If you’re planning to list your home at the start of summer, you now have just 30 to 45 days to tackle all the necessary repairs. Why is it important to check these off your to-do list ahead of time? Money spent on improvements now will be far less than the cost of that first price reduction if your house sits on the market.
Even if your home doesn’t linger for long, you run the risk of a buyer asking for concessions and credits for items you didn’t fix, and the quotes from experts doing the work will almost certainly be higher than your own out-of-pocket cost.
Here are 10 reasons you’ll want to make repairs before you put your house on the market:
- Buyers are going to do an inspection, and the inspector will be able to identify all the issues and suggest needed repairs. So, really, there’s no avoiding it. You WILL have to fix any problems, credit money back to the buyer, or drop your price to compensate.
- So many of the most common repairs are easy to solve, usually inexpensive, and can be done – by you – in a weekend. They’re likely to be the things that were already on your own list of weekend projects for the past year, and if they bother you, they’ll also bother a buyer. Leaky faucets, ripped window screens, ceiling stains, cracks in the plaster: they may seem like minor issues, and each one by itself is, but when you’ve got a whole house full of problems like this, they add up to one big seller headache.
- Eliminating distracting drawbacks will allow buyers to have a positive experience as they tour your home. That means open house visitors will be able to focus on your home’s positive, not negative, features.
- Getting your home completely prepped and ready will increase its perceived value because you’re showing buyers that your property is well-maintained.
- You won’t have to do a price reduction to reflect the estimated (and often over-inflated) cost of repairs!
- Last minute repairs done on a tight timeline are almost always more costly since you don’t have time to shop around for a less expensive estimate. Plus, your time crunch begs for tradesman to charge higher rush fees for squeezing the work into their schedule.
- Your actual cost to fix items will always be less than a buyer’s estimate after their inspection.
- You’ll avoid credits back to the buyer for problems identified during the inspection and haggling that drags on and on over minor issues, possibly costing you the deal. (You’d be surprised how ugly things can get when you’re down to the wire negotiating the added cost of repairs the cracks in the chimney.)
- Your real estate agent will love showing off an impeccable home and buyer’s agents will be dying to get their clients in the front door. That brings in more potential buyers – which equates to more chances of finding the right one willing to pay your sale price.

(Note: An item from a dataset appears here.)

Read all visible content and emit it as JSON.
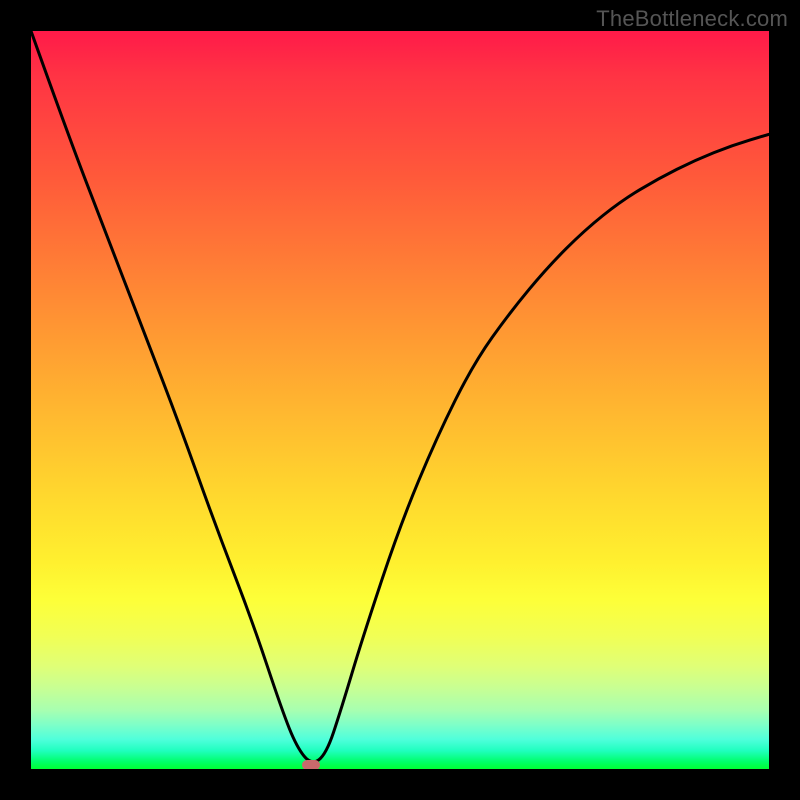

- You’ll sell faster. And for a higher price. Cha-ching.
SELLERS: Are you planning on tacking repairs before you sell?